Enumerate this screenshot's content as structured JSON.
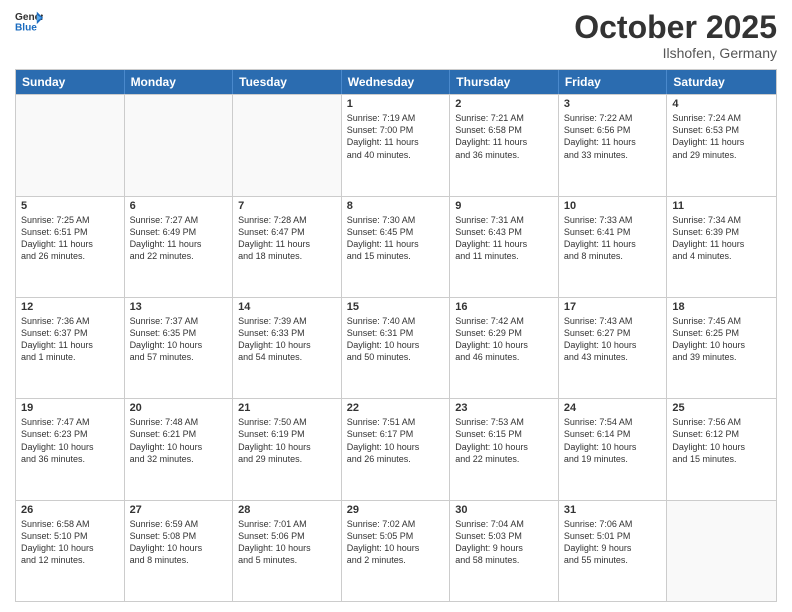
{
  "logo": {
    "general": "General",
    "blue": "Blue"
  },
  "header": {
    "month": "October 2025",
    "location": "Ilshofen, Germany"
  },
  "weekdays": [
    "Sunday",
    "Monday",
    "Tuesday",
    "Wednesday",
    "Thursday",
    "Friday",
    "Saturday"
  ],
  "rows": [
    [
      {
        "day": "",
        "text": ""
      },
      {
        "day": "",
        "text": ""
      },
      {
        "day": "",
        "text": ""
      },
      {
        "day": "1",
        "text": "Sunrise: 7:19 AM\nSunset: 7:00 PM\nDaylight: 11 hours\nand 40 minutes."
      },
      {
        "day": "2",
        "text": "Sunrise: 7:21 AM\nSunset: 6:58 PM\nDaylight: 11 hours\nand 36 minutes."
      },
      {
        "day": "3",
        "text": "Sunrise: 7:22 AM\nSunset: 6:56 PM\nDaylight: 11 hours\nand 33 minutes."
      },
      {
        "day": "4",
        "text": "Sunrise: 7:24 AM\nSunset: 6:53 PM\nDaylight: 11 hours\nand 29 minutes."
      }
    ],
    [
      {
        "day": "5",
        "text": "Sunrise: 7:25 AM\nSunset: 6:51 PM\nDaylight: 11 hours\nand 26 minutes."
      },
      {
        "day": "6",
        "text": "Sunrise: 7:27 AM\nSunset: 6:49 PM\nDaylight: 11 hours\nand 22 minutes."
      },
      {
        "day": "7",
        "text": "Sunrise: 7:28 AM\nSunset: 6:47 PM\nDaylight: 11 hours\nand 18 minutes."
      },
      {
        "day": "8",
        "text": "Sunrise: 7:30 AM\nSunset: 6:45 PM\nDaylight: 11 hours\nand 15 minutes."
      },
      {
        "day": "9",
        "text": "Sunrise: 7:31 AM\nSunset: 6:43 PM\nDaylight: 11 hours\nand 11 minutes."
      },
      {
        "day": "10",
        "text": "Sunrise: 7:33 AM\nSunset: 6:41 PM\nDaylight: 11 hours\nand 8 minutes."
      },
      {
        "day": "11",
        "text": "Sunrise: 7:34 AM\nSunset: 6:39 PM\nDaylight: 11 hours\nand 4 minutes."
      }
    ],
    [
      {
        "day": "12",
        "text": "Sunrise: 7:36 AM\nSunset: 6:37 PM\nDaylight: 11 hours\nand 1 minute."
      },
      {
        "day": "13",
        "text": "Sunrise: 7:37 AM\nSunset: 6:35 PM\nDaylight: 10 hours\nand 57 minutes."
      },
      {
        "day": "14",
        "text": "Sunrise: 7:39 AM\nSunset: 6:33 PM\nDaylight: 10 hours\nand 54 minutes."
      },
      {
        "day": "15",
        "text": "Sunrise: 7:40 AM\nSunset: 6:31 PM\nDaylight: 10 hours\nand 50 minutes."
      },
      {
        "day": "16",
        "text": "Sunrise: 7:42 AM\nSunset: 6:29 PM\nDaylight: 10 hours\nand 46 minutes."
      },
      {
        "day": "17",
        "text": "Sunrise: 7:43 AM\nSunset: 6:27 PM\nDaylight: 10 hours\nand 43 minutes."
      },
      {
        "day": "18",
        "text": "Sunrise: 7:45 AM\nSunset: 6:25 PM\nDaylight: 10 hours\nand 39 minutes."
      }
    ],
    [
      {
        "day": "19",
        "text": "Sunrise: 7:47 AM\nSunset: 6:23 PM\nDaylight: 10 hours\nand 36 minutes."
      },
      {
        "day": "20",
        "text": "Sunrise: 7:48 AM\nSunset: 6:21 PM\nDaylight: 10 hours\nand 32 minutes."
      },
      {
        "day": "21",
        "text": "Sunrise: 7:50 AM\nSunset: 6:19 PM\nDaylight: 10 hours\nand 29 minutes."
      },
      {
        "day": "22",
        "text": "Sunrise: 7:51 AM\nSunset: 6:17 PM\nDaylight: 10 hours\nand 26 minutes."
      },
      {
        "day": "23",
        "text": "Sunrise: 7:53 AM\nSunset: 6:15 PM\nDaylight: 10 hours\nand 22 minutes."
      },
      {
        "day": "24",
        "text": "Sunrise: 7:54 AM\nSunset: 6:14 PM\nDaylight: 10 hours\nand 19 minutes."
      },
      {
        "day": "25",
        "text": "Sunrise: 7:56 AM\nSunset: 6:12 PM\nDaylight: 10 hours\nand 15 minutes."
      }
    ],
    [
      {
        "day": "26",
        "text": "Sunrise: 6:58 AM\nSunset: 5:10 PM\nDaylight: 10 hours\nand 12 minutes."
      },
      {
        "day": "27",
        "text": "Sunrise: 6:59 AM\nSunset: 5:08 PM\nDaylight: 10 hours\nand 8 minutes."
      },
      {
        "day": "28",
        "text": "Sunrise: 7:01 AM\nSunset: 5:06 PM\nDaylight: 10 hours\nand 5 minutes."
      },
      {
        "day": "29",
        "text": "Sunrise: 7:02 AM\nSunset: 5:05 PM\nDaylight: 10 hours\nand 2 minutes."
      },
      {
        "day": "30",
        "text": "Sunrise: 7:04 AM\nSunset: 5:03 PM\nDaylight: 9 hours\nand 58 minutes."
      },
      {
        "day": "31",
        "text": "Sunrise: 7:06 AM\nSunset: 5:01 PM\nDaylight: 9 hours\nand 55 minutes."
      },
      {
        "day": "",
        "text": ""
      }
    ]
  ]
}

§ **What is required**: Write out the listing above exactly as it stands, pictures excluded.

§ **Task output**:
Enumerate this screenshot's content as structured JSON.
{
  "logo": {
    "general": "General",
    "blue": "Blue"
  },
  "header": {
    "month": "October 2025",
    "location": "Ilshofen, Germany"
  },
  "weekdays": [
    "Sunday",
    "Monday",
    "Tuesday",
    "Wednesday",
    "Thursday",
    "Friday",
    "Saturday"
  ],
  "rows": [
    [
      {
        "day": "",
        "text": ""
      },
      {
        "day": "",
        "text": ""
      },
      {
        "day": "",
        "text": ""
      },
      {
        "day": "1",
        "text": "Sunrise: 7:19 AM\nSunset: 7:00 PM\nDaylight: 11 hours\nand 40 minutes."
      },
      {
        "day": "2",
        "text": "Sunrise: 7:21 AM\nSunset: 6:58 PM\nDaylight: 11 hours\nand 36 minutes."
      },
      {
        "day": "3",
        "text": "Sunrise: 7:22 AM\nSunset: 6:56 PM\nDaylight: 11 hours\nand 33 minutes."
      },
      {
        "day": "4",
        "text": "Sunrise: 7:24 AM\nSunset: 6:53 PM\nDaylight: 11 hours\nand 29 minutes."
      }
    ],
    [
      {
        "day": "5",
        "text": "Sunrise: 7:25 AM\nSunset: 6:51 PM\nDaylight: 11 hours\nand 26 minutes."
      },
      {
        "day": "6",
        "text": "Sunrise: 7:27 AM\nSunset: 6:49 PM\nDaylight: 11 hours\nand 22 minutes."
      },
      {
        "day": "7",
        "text": "Sunrise: 7:28 AM\nSunset: 6:47 PM\nDaylight: 11 hours\nand 18 minutes."
      },
      {
        "day": "8",
        "text": "Sunrise: 7:30 AM\nSunset: 6:45 PM\nDaylight: 11 hours\nand 15 minutes."
      },
      {
        "day": "9",
        "text": "Sunrise: 7:31 AM\nSunset: 6:43 PM\nDaylight: 11 hours\nand 11 minutes."
      },
      {
        "day": "10",
        "text": "Sunrise: 7:33 AM\nSunset: 6:41 PM\nDaylight: 11 hours\nand 8 minutes."
      },
      {
        "day": "11",
        "text": "Sunrise: 7:34 AM\nSunset: 6:39 PM\nDaylight: 11 hours\nand 4 minutes."
      }
    ],
    [
      {
        "day": "12",
        "text": "Sunrise: 7:36 AM\nSunset: 6:37 PM\nDaylight: 11 hours\nand 1 minute."
      },
      {
        "day": "13",
        "text": "Sunrise: 7:37 AM\nSunset: 6:35 PM\nDaylight: 10 hours\nand 57 minutes."
      },
      {
        "day": "14",
        "text": "Sunrise: 7:39 AM\nSunset: 6:33 PM\nDaylight: 10 hours\nand 54 minutes."
      },
      {
        "day": "15",
        "text": "Sunrise: 7:40 AM\nSunset: 6:31 PM\nDaylight: 10 hours\nand 50 minutes."
      },
      {
        "day": "16",
        "text": "Sunrise: 7:42 AM\nSunset: 6:29 PM\nDaylight: 10 hours\nand 46 minutes."
      },
      {
        "day": "17",
        "text": "Sunrise: 7:43 AM\nSunset: 6:27 PM\nDaylight: 10 hours\nand 43 minutes."
      },
      {
        "day": "18",
        "text": "Sunrise: 7:45 AM\nSunset: 6:25 PM\nDaylight: 10 hours\nand 39 minutes."
      }
    ],
    [
      {
        "day": "19",
        "text": "Sunrise: 7:47 AM\nSunset: 6:23 PM\nDaylight: 10 hours\nand 36 minutes."
      },
      {
        "day": "20",
        "text": "Sunrise: 7:48 AM\nSunset: 6:21 PM\nDaylight: 10 hours\nand 32 minutes."
      },
      {
        "day": "21",
        "text": "Sunrise: 7:50 AM\nSunset: 6:19 PM\nDaylight: 10 hours\nand 29 minutes."
      },
      {
        "day": "22",
        "text": "Sunrise: 7:51 AM\nSunset: 6:17 PM\nDaylight: 10 hours\nand 26 minutes."
      },
      {
        "day": "23",
        "text": "Sunrise: 7:53 AM\nSunset: 6:15 PM\nDaylight: 10 hours\nand 22 minutes."
      },
      {
        "day": "24",
        "text": "Sunrise: 7:54 AM\nSunset: 6:14 PM\nDaylight: 10 hours\nand 19 minutes."
      },
      {
        "day": "25",
        "text": "Sunrise: 7:56 AM\nSunset: 6:12 PM\nDaylight: 10 hours\nand 15 minutes."
      }
    ],
    [
      {
        "day": "26",
        "text": "Sunrise: 6:58 AM\nSunset: 5:10 PM\nDaylight: 10 hours\nand 12 minutes."
      },
      {
        "day": "27",
        "text": "Sunrise: 6:59 AM\nSunset: 5:08 PM\nDaylight: 10 hours\nand 8 minutes."
      },
      {
        "day": "28",
        "text": "Sunrise: 7:01 AM\nSunset: 5:06 PM\nDaylight: 10 hours\nand 5 minutes."
      },
      {
        "day": "29",
        "text": "Sunrise: 7:02 AM\nSunset: 5:05 PM\nDaylight: 10 hours\nand 2 minutes."
      },
      {
        "day": "30",
        "text": "Sunrise: 7:04 AM\nSunset: 5:03 PM\nDaylight: 9 hours\nand 58 minutes."
      },
      {
        "day": "31",
        "text": "Sunrise: 7:06 AM\nSunset: 5:01 PM\nDaylight: 9 hours\nand 55 minutes."
      },
      {
        "day": "",
        "text": ""
      }
    ]
  ]
}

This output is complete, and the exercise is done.